_Work instructions_: Look through the lines below and extract each one that contains "VARCHAR".

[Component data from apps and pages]
- - - - -
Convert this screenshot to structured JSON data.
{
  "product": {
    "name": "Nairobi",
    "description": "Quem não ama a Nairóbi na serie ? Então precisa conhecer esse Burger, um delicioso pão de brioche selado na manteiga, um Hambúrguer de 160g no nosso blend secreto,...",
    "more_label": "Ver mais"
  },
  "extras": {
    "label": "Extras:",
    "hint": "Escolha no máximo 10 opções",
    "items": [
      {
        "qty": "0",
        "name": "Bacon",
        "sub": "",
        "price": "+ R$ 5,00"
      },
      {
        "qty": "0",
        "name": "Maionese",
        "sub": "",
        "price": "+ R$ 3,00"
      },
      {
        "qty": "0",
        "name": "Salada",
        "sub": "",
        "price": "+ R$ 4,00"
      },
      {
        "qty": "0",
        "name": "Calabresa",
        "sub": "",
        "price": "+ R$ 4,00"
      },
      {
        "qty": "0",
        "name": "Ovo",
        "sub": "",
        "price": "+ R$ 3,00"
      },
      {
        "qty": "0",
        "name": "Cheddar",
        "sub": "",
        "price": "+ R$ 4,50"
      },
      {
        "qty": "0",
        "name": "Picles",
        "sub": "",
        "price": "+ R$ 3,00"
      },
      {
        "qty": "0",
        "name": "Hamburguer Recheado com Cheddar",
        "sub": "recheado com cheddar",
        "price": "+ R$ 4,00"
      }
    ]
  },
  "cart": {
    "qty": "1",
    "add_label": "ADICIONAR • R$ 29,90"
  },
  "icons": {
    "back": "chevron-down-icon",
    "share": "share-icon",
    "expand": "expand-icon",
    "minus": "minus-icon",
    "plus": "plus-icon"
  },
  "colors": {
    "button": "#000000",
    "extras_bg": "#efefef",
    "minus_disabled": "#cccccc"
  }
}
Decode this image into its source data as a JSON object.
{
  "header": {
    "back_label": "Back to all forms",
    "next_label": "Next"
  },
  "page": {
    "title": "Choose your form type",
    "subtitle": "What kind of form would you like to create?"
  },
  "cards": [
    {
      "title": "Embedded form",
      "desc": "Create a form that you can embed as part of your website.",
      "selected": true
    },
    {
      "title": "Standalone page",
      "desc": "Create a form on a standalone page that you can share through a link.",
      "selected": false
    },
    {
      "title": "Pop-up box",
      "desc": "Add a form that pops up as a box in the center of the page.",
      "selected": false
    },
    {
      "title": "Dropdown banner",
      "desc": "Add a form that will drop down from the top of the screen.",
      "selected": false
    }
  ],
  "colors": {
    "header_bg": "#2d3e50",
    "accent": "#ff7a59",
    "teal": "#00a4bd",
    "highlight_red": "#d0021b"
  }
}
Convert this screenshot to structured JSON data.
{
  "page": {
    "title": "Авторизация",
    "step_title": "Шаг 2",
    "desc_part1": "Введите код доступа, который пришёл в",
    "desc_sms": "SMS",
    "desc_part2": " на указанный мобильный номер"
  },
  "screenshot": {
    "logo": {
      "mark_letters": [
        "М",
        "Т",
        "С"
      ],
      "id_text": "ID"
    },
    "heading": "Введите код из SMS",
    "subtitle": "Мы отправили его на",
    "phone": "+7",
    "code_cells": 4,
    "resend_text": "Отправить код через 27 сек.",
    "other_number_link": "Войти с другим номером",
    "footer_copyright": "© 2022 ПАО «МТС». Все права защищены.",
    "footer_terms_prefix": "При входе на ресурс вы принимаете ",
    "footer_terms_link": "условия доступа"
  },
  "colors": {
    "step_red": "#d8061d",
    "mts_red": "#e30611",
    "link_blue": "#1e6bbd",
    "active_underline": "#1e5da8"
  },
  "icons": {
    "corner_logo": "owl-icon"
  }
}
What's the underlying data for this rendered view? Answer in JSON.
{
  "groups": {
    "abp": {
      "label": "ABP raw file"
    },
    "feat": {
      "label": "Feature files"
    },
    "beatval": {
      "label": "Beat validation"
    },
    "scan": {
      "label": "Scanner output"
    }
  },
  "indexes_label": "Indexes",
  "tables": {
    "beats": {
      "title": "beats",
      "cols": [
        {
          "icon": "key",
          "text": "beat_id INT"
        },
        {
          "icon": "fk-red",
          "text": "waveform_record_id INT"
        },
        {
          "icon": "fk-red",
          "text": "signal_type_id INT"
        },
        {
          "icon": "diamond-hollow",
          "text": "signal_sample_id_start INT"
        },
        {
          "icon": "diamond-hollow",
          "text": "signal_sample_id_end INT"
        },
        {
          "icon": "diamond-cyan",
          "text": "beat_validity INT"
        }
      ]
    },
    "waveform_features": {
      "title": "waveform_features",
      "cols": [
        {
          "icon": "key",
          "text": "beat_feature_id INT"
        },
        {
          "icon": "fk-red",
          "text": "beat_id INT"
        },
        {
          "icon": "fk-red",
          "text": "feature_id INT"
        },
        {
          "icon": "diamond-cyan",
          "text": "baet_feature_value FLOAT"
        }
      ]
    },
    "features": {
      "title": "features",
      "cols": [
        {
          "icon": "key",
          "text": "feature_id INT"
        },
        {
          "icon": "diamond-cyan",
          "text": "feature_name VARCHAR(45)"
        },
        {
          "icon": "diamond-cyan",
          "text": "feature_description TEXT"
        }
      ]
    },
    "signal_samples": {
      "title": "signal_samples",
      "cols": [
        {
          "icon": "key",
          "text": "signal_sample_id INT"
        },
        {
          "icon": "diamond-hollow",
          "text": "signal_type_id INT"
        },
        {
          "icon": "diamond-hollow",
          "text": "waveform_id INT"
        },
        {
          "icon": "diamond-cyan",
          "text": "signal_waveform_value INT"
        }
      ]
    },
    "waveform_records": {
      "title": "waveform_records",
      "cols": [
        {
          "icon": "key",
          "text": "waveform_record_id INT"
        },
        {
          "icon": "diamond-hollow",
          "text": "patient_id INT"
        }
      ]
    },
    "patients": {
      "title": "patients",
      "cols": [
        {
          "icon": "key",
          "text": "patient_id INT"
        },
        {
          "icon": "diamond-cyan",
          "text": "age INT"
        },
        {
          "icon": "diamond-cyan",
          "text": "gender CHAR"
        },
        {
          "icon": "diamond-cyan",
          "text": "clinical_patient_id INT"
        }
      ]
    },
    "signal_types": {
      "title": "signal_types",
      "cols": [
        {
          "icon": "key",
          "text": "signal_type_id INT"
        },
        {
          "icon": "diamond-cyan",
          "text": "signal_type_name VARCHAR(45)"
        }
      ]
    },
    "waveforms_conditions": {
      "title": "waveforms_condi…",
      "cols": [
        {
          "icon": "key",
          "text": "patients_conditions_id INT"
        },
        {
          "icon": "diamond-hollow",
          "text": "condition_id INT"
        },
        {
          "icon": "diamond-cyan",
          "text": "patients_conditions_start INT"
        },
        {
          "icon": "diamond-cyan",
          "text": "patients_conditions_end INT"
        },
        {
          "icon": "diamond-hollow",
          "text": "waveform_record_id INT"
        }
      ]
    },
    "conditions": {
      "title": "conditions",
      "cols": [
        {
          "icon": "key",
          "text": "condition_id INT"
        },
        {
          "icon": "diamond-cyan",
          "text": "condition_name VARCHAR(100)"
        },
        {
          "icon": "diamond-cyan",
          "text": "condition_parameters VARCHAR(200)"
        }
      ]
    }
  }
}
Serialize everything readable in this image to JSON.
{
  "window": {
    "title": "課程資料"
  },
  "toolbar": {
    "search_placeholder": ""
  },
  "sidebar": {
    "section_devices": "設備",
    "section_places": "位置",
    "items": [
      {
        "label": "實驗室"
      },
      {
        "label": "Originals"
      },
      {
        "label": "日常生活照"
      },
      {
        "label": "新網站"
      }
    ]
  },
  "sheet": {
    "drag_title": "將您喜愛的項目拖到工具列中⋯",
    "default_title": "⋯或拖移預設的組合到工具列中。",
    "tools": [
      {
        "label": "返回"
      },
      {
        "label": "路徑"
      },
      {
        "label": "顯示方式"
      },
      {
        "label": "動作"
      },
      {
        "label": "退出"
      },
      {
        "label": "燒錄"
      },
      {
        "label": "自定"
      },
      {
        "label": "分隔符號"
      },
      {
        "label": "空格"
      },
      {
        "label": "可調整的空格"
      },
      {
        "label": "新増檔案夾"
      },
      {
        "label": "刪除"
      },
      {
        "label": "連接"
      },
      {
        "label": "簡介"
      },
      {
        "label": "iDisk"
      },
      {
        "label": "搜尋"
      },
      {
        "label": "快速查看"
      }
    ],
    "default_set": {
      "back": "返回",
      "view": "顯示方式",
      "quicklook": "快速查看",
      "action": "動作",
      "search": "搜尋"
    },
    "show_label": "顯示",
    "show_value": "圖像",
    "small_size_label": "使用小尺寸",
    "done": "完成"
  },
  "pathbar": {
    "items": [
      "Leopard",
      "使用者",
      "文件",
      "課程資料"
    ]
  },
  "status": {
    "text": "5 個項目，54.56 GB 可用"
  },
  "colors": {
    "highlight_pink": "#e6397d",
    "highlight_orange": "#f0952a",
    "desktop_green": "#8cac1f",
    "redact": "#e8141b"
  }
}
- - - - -
_Response to this exercise_:
          "text": "feature_name VARCHAR(45)"
          "text": "signal_type_name VARCHAR(45)"
          "text": "condition_name VARCHAR(100)"
          "text": "condition_parameters VARCHAR(200)"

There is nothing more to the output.